Let's imagine we create a second component, roughly the same as the first, to go get a random cat image. How do we handle navigation between both components. Many of the advantages to choosing React occur from preventing full page reloads on navigation. After all, your header, footer, loaded JS, and CSS libraries haven't changed - why should they get shipped to and parsed on the client from scratch. So we'll handle all navigational concerns within React as well.

Here's a pared down version of how that occurs:

  1. Our index.js file wraps the entire application in BrowserRouter from react-router-dom.
  2. It then loads our application component which passes Route objects with a path and component into the overall Layout.
  3. The layout then renders the "live" route by injecting this.props.children into the rest of the site layout.
  4. React router will handle the rest by only loading components when the path is navigated to in the browser or from other areas in the app.
// index.js
  <BrowserRouter basename={baseUrl}>
    <App />

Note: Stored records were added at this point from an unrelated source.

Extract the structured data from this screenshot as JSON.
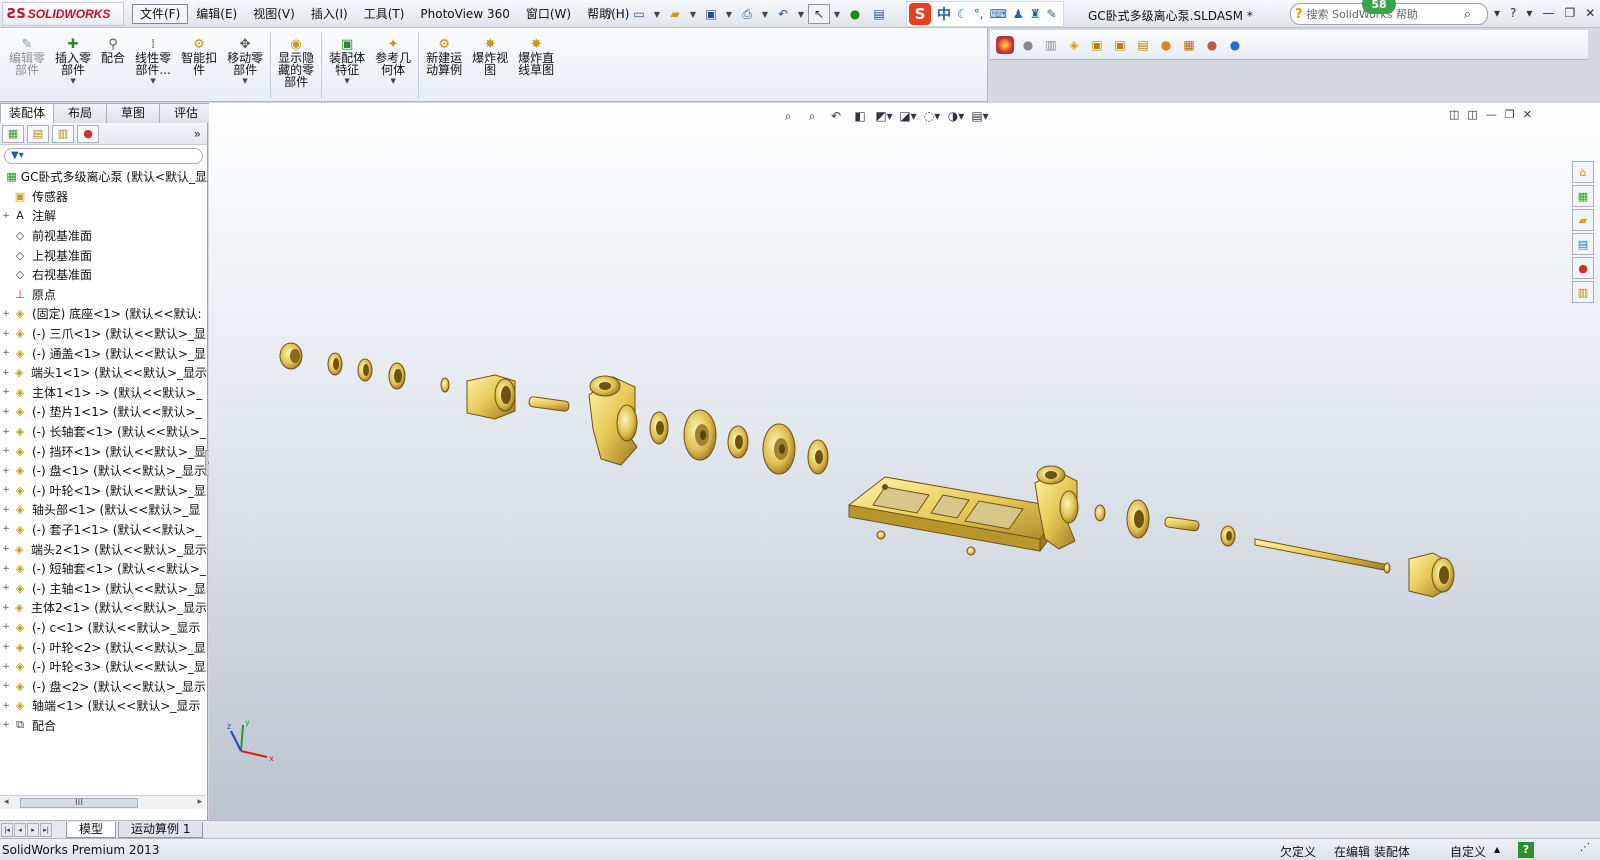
{
  "app": {
    "brand_mark": "ƧS",
    "brand_name": "SOLIDWORKS",
    "doc_title": "GC卧式多级离心泵.SLDASM *",
    "search_placeholder": "搜索 SolidWorks 帮助",
    "notification_count": "58",
    "help_label": "?"
  },
  "menu": [
    {
      "label": "文件(F)",
      "active": true
    },
    {
      "label": "编辑(E)"
    },
    {
      "label": "视图(V)"
    },
    {
      "label": "插入(I)"
    },
    {
      "label": "工具(T)"
    },
    {
      "label": "PhotoView 360"
    },
    {
      "label": "窗口(W)"
    },
    {
      "label": "帮助(H)"
    }
  ],
  "ime": {
    "logo": "S",
    "mode": "中"
  },
  "command_manager": [
    {
      "label": "编辑零\n部件",
      "icon": "edit-component-icon",
      "disabled": true,
      "dropdown": false
    },
    {
      "label": "插入零\n部件",
      "icon": "insert-component-icon",
      "dropdown": true
    },
    {
      "label": "配合",
      "icon": "mate-icon",
      "dropdown": false
    },
    {
      "label": "线性零\n部件...",
      "icon": "linear-pattern-icon",
      "dropdown": true
    },
    {
      "label": "智能扣\n件",
      "icon": "smart-fastener-icon",
      "dropdown": false
    },
    {
      "label": "移动零\n部件",
      "icon": "move-component-icon",
      "dropdown": true
    },
    {
      "label": "显示隐\n藏的零\n部件",
      "icon": "show-hidden-icon",
      "dropdown": false
    },
    {
      "label": "装配体\n特征",
      "icon": "assembly-feature-icon",
      "dropdown": true
    },
    {
      "label": "参考几\n何体",
      "icon": "reference-geometry-icon",
      "dropdown": true
    },
    {
      "label": "新建运\n动算例",
      "icon": "motion-study-icon",
      "dropdown": false
    },
    {
      "label": "爆炸视\n图",
      "icon": "exploded-view-icon",
      "dropdown": false
    },
    {
      "label": "爆炸直\n线草图",
      "icon": "explode-line-icon",
      "dropdown": false
    }
  ],
  "tabs": [
    "装配体",
    "布局",
    "草图",
    "评估"
  ],
  "tree": [
    {
      "label": "GC卧式多级离心泵  (默认<默认_显",
      "icon": "assembly-icon",
      "expand": ""
    },
    {
      "label": "传感器",
      "icon": "sensor-icon",
      "expand": ""
    },
    {
      "label": "注解",
      "icon": "annotation-icon",
      "expand": "+"
    },
    {
      "label": "前视基准面",
      "icon": "plane-icon",
      "expand": ""
    },
    {
      "label": "上视基准面",
      "icon": "plane-icon",
      "expand": ""
    },
    {
      "label": "右视基准面",
      "icon": "plane-icon",
      "expand": ""
    },
    {
      "label": "原点",
      "icon": "origin-icon",
      "expand": ""
    },
    {
      "label": "(固定) 底座<1> (默认<<默认:",
      "icon": "part-icon",
      "expand": "+"
    },
    {
      "label": "(-) 三爪<1> (默认<<默认>_显",
      "icon": "part-icon",
      "expand": "+"
    },
    {
      "label": "(-) 通盖<1> (默认<<默认>_显",
      "icon": "part-icon",
      "expand": "+"
    },
    {
      "label": "端头1<1> (默认<<默认>_显示",
      "icon": "part-icon",
      "expand": "+"
    },
    {
      "label": "主体1<1> -> (默认<<默认>_",
      "icon": "part-icon",
      "expand": "+"
    },
    {
      "label": "(-) 垫片1<1> (默认<<默认>_",
      "icon": "part-icon",
      "expand": "+"
    },
    {
      "label": "(-) 长轴套<1> (默认<<默认>_",
      "icon": "part-icon",
      "expand": "+"
    },
    {
      "label": "(-) 挡环<1> (默认<<默认>_显",
      "icon": "part-icon",
      "expand": "+"
    },
    {
      "label": "(-) 盘<1> (默认<<默认>_显示",
      "icon": "part-icon",
      "expand": "+"
    },
    {
      "label": "(-) 叶轮<1> (默认<<默认>_显",
      "icon": "part-icon",
      "expand": "+"
    },
    {
      "label": "轴头部<1> (默认<<默认>_显",
      "icon": "part-icon",
      "expand": "+"
    },
    {
      "label": "(-) 套子1<1> (默认<<默认>_",
      "icon": "part-icon",
      "expand": "+"
    },
    {
      "label": "端头2<1> (默认<<默认>_显示",
      "icon": "part-icon",
      "expand": "+"
    },
    {
      "label": "(-) 短轴套<1> (默认<<默认>_",
      "icon": "part-icon",
      "expand": "+"
    },
    {
      "label": "(-) 主轴<1> (默认<<默认>_显",
      "icon": "part-icon",
      "expand": "+"
    },
    {
      "label": "主体2<1> (默认<<默认>_显示",
      "icon": "part-icon",
      "expand": "+"
    },
    {
      "label": "(-) c<1> (默认<<默认>_显示",
      "icon": "part-icon",
      "expand": "+"
    },
    {
      "label": "(-) 叶轮<2> (默认<<默认>_显",
      "icon": "part-icon",
      "expand": "+"
    },
    {
      "label": "(-) 叶轮<3> (默认<<默认>_显",
      "icon": "part-icon",
      "expand": "+"
    },
    {
      "label": "(-) 盘<2> (默认<<默认>_显示",
      "icon": "part-icon",
      "expand": "+"
    },
    {
      "label": "轴端<1> (默认<<默认>_显示",
      "icon": "part-icon",
      "expand": "+"
    },
    {
      "label": "配合",
      "icon": "mates-icon",
      "expand": "+"
    }
  ],
  "bottom_tabs": [
    "模型",
    "运动算例 1"
  ],
  "status": {
    "product": "SolidWorks Premium 2013",
    "definition": "欠定义",
    "mode": "在编辑 装配体",
    "units": "自定义"
  },
  "colors": {
    "part": "#e8cf62",
    "part_dark": "#b8962e"
  }
}
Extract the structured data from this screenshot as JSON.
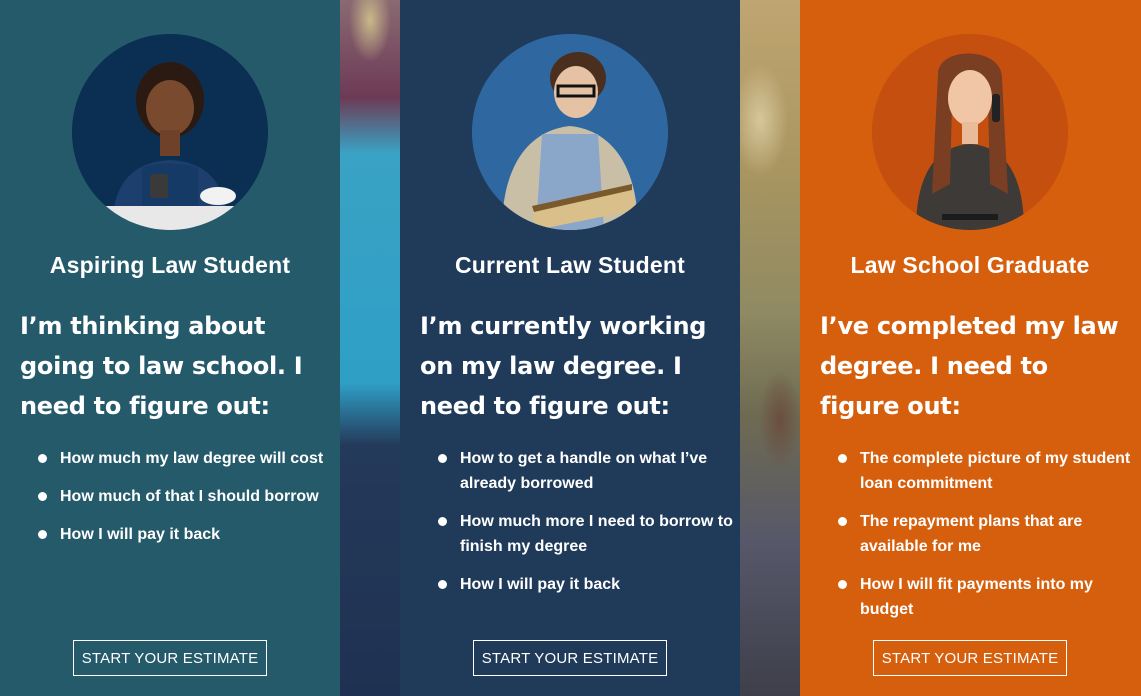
{
  "cards": [
    {
      "title": "Aspiring Law Student",
      "description": "I’m thinking about going to law school. I need to figure out:",
      "needs": [
        "How much my law degree will cost",
        "How much of that I should borrow",
        "How I will pay it back"
      ],
      "cta_label": "START YOUR ESTIMATE",
      "color": "#255a6b",
      "avatar_circle_color": "#0b2f52"
    },
    {
      "title": "Current Law Student",
      "description": "I’m currently working on my law degree. I need to figure out:",
      "needs": [
        "How to get a handle on what I’ve already borrowed",
        "How much more I need to borrow to finish my degree",
        "How I will pay it back"
      ],
      "cta_label": "START YOUR ESTIMATE",
      "color": "#203b5a",
      "avatar_circle_color": "#2f67a0"
    },
    {
      "title": "Law School Graduate",
      "description": "I’ve completed my law degree. I need to figure out:",
      "needs": [
        "The complete picture of my student loan commitment",
        "The repayment plans that are available for me",
        "How I will fit payments into my budget"
      ],
      "cta_label": "START YOUR ESTIMATE",
      "color": "#d65f0d",
      "avatar_circle_color": "#c54f0f"
    }
  ]
}
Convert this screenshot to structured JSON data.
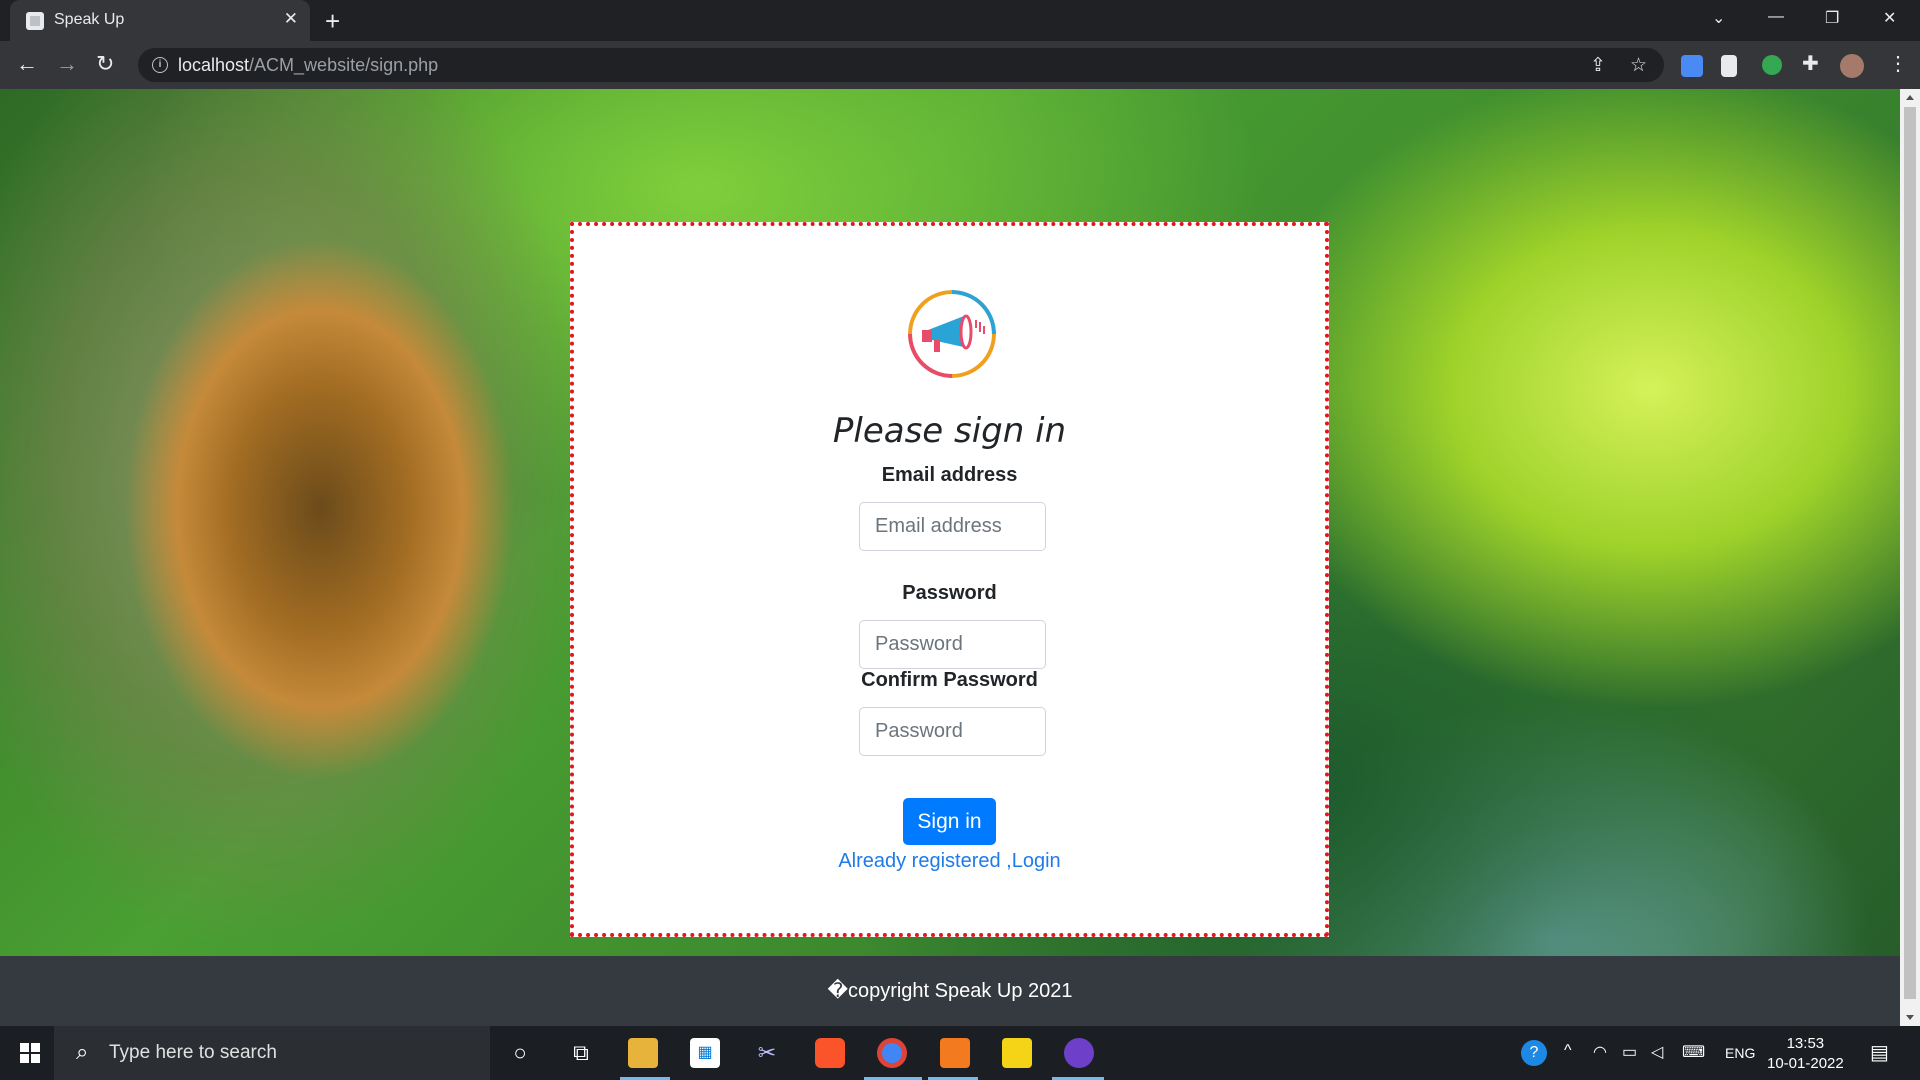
{
  "browser": {
    "tab_title": "Speak Up",
    "tab_close": "✕",
    "new_tab": "+",
    "url_host": "localhost",
    "url_path": "/ACM_website/sign.php"
  },
  "page": {
    "heading": "Please sign in",
    "email_label": "Email address",
    "email_placeholder": "Email address",
    "password_label": "Password",
    "password_placeholder": "Password",
    "confirm_label": "Confirm Password",
    "confirm_placeholder": "Password",
    "signin_button": "Sign in",
    "login_link": "Already registered ,Login",
    "footer": "�copyright Speak Up 2021"
  },
  "taskbar": {
    "search_placeholder": "Type here to search",
    "language": "ENG",
    "time": "13:53",
    "date": "10-01-2022"
  },
  "colors": {
    "card_border": "#e0171b",
    "button": "#007bff",
    "link": "#1e7be8",
    "footer_bg": "#343a40"
  }
}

// app.js
export default function App() {
  return (
      <Route exact path='/' component={RandomCat} />
      <Route path='/breeds' component={Breeds} />

// layout.js
export function Layout(props) {
  return (
      <NavMenu />

Wrap Up & Source Code

That's a quick run down of how you can combine both of these two technologies, and leverage the good parts of each.

There are many ways to explore each of these technologies on their own, and also try out use cases for using them together:

For more context, you can browse the full source code for the article on my Github at KyleMit/aspnet-react-cats.

What would you like to see added to this example next? Tweet me at KyleMitBTV.